However, before we get into the second interview, the crew at DS Fanboy points out this interesting quote from the first Tretton interview, "If you look at the adoption rate of the DS over the first 17 months, not only does it trail the PSP but it also trails their other platforms ... They're potentially losing some of their core audience and they're not really expanding beyond that."
Nice try, but the Japanese sales figures clearly show the devastating DS smackdown on the PSP, which makes the graphic at right well deserved.
What's interesting to note about the second interview is how the message regarding the PS3 has changed. Tretton says, "We don't expect nor do we need everybody to embrace the [PS3] technology from day one. But I think what we're saying with PS3 is that this is the machine that is going to drive gaming for the next ten years and this is the machine that you need to own and that will be valid and up to snuff from a technology standpoint for the next decade."
The marathon approach is probably the best posture for Sony to take regarding the PS3 launch, given that it will take at least a year for Sony to develop any semblance of a good foothold in the market -- and that's if consumers eat up every PS3 on the shelf. Of course, the Xbox 360 will have a two-year head start by that point and the Wii will attempt to saturate the market in the coming year with a more consumer-friendly price point. Will publishers buy into Sony's long term approach of investing in a console that will take a year to really get up and running when there are viable alternatives?

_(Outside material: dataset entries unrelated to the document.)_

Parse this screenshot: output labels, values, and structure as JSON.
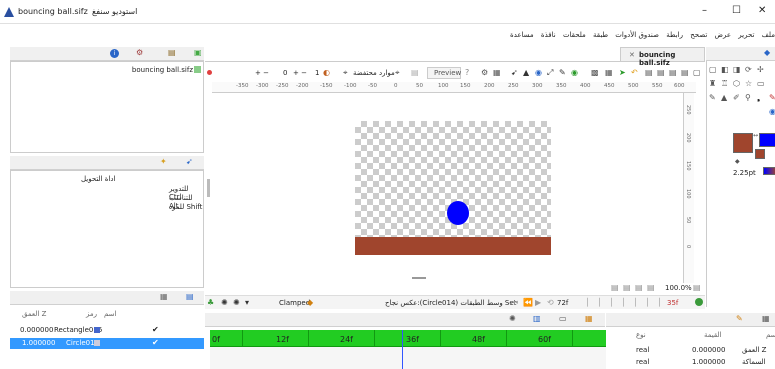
{
  "window": {
    "title": "bouncing ball.sifz",
    "app_name": "استوديو سنفغ",
    "controls": {
      "minimize": "–",
      "maximize": "☐",
      "close": "✕"
    }
  },
  "menubar": {
    "items": [
      "ملف",
      "تحرير",
      "عرض",
      "تصحح",
      "رابطة",
      "صندوق الأدوات",
      "طبقة",
      "ملحقات",
      "نافذة",
      "مساعدة"
    ]
  },
  "canvas_tab": {
    "label": "bouncing ball.sifz",
    "close": "✕"
  },
  "canvas_toolbar": {
    "minus_label": "+ −",
    "value1": "0",
    "plus_label": "+ −",
    "value2": "1",
    "render_label": "موارد محتفضة",
    "preview_label": "Preview"
  },
  "ruler": {
    "labels": [
      "-350",
      "-300",
      "-250",
      "-200",
      "-150",
      "-100",
      "-50",
      "0",
      "50",
      "100",
      "150",
      "200",
      "250",
      "300",
      "350",
      "400",
      "450",
      "500",
      "550",
      "600"
    ],
    "vertical_labels": [
      "250",
      "200",
      "150",
      "100",
      "50",
      "0"
    ]
  },
  "canvas_status": {
    "zoom": "100.0%"
  },
  "timetrack": {
    "interp_label": "Clamped",
    "status_text": "عكس نجاح:(Circle014) وسط الطبقات Set",
    "frame_end": "72f",
    "frame_current": "35f",
    "labels": [
      "0f",
      "12f",
      "24f",
      "36f",
      "48f",
      "60f"
    ]
  },
  "file_panel": {
    "file_name": "bouncing ball.sifz"
  },
  "tool_panel": {
    "title": "اداة التحويل",
    "lines": [
      "للتدوير Ctrl",
      "للتناسب Alt",
      "للمود Shift"
    ]
  },
  "layers_panel": {
    "headers": {
      "z": "العمق Z",
      "icon": "رمز",
      "name": "اسم"
    },
    "rows": [
      {
        "z": "0.000000",
        "name": "Rectangle016",
        "checked": "✔",
        "selected": false
      },
      {
        "z": "1.000000",
        "name": "Circle014",
        "checked": "✔",
        "selected": true
      }
    ]
  },
  "params_panel": {
    "headers": {
      "name": "اسم",
      "value": "القيمة",
      "type": "نوع"
    },
    "rows": [
      {
        "name": "العمق Z",
        "value": "0.000000",
        "type": "real"
      },
      {
        "name": "السماكة",
        "value": "1.000000",
        "type": "real"
      }
    ]
  },
  "right_toolbox": {
    "width_value": "2.25pt"
  },
  "colors": {
    "bar": "#f0f0f0",
    "ball": "#0000ff",
    "ground": "#a0452d",
    "green": "#22cc22",
    "selected": "#3399ff"
  }
}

Tretton's own words might make you think otherwise: "I think the publishers, God bless 'em ... I think if you look at their best interests or what they'd like to see, they'd like us to give the machine [PS3] away because they're not interested in whether we're able to generate revenue or not; they just want to sell as much software as they can. And I think as a consumer we'd like to get it for free or 99 cents and that's just not realistic."
Neither is the belief that the PSP is defeating the DS, but Tretton obviously doesn't need to deal with reality. Would somebody please get Dave Karraker, SCEA's new PR guy, up and running to spin a viable and realistic message for the company suits to follow?
Sony PlayStation 3 (late 2012)
Sony PlayStation Portable PSP-2000